May 3. Carved in the wall of the Meeting House, near my usual seat, is a heart, with the initials R.D.B., J.L.R. After Meeting, one of the neighbors, Dr. Wilson, introduced me to an elderly gentleman who has the job of inspecting any cargo of birds or animals which arrives at the port of Philadelphia. His last assignment was a thousand monkeys from South Africa. He is very proud of his new harbor permit, issued since the war began, with his photograph and fingerprints. An Ibsen character.

Elizabeth and Ruth, after dark, destroying the nests of caterpillars in the big apple tree with a kerosene flare at the end of a long bamboo pole.

May 24. Now that the warm weather has come, the ladies at the Meeting House use leaf-shaped fans of cardboard or basketwork. The lady who sits in front of me has a fan with a picture of Frances E. Willard, the nineteenth century temperance crusader. I asked the Yarnalls about her, and Mrs. Yarnall, sensing my opposition, said very sweetly and apologetically, "You see, Chris, in those days the whisky in this country was very bad quality."

June 11. Mrs. Rich had a long talk with me about her children. She feels she hasn't been a good mother to them. What should she do? Told her to be a good mother.

June 28. Wystan is staying at Caroline Newton's house at Daylesford. Today he gave a poetry reading to a large party of rich women. Nobody understood a single word; but they were very impressed. Wystan's untidiness and brusqueness impress them. He is never untidier than when he is wearing his best suit. He read in a loud bored indistinct voice, repeatedly looking ahead to see how much further he had to go.

1943

August 18. Last night, because I was bored, I found myself doing what I would least have expected — hunting up Tennessee Williams. I located him, after some search, at a very squalid rooming house called The Palisades, at the other end of town — sitting typing a film story in a yachting cap, amidst a litter of dirty coffee cups, crumpled bed linen, and old newspapers. He seemed not in the least surprised to see me. In fact, his manner was that of the meditative sage to whose humble cabin the world-weary wanderer finally returns. He took it, with discreetly concealed amusement, as the most natural thing in the world that I should be having myself a holiday from the monastery.
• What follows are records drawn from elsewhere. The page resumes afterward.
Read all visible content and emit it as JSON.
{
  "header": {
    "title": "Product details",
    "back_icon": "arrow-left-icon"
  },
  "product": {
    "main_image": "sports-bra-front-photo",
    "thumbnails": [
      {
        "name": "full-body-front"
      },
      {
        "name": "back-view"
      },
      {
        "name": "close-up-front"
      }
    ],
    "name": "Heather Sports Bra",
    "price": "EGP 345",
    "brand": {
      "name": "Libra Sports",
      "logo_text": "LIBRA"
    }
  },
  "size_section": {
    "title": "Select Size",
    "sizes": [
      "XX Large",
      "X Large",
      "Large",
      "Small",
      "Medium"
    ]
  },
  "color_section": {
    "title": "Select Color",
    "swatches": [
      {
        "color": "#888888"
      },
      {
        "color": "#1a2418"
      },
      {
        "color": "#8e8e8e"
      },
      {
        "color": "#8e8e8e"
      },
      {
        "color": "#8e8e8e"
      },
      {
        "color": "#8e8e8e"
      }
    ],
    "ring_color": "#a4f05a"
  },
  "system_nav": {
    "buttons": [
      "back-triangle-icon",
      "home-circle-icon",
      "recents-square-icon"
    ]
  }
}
We had supper together on the pier, and I drank quite a lot of beer and talked sex the entire evening. Tennessee is the most relaxed creature imaginable: he works till he's tired, eats when he feels like it, sleeps when he feels inclined. The autoglide has long since broken down, so Tennessee has stopped paying for it, and the dealer is suing him, and he doesn't give a damn. He also has a fight on with Metro. He probably won't stay here long.

1959
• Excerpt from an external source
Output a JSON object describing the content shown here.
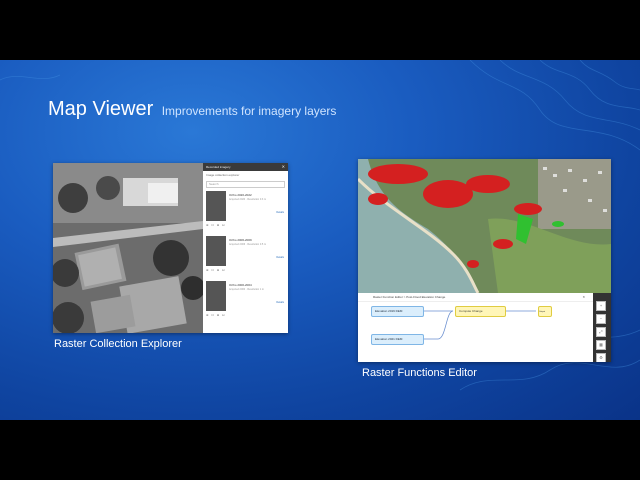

April 8. Grey all day yesterday. Grey again this morning. Dangerous idling weather. Last night we had supper with Jo and Ben, and they showed their slides of our Mexican trip. I wanted to see them, to recapture some of the Mexican atmosphere, for my novel. What chiefly struck me: the dark blueness of the sky, the extraordinarily strong light of the setting or rising sun striking upward at the undersides of palm trees and making their fronds flash with a metallic sheen, like swords. The bandstands — some of them imported from France, perhaps: fancy lace ironwork, supported by naked girls. The disproportionate size of the great twin-towered baroque churches. The utter absence of any sort of landscape gardening: buildings arise and stand up unapologetically in the midst of dumps and barren lots. I absolutely, absolutely must get on with the novel. Just add page to page, without too much considering, until I have a first draft — no matter how short, how crude.

May 11. Heinz has written, suggesting that I sponsor the immigration of Gerda, Christian, and himself to the States, and that we shall all then live together in a house that I'm to buy. He offers, of course, to pay all this money back by degrees. And now I must answer his letter — explaining tactfully that this scheme is impossible; that is, I'd rather die than agree to it.

You can purchase the diaries of Christopher Isherwood here.

"When Did You Leave Heaven (demo)" - Bob Dylan (mp3)

"Just When I Needed You Most (demo)" - Bob Dylan (mp3)

"Freedom for the Stallion (demo)" - Bob Dylan (mp3)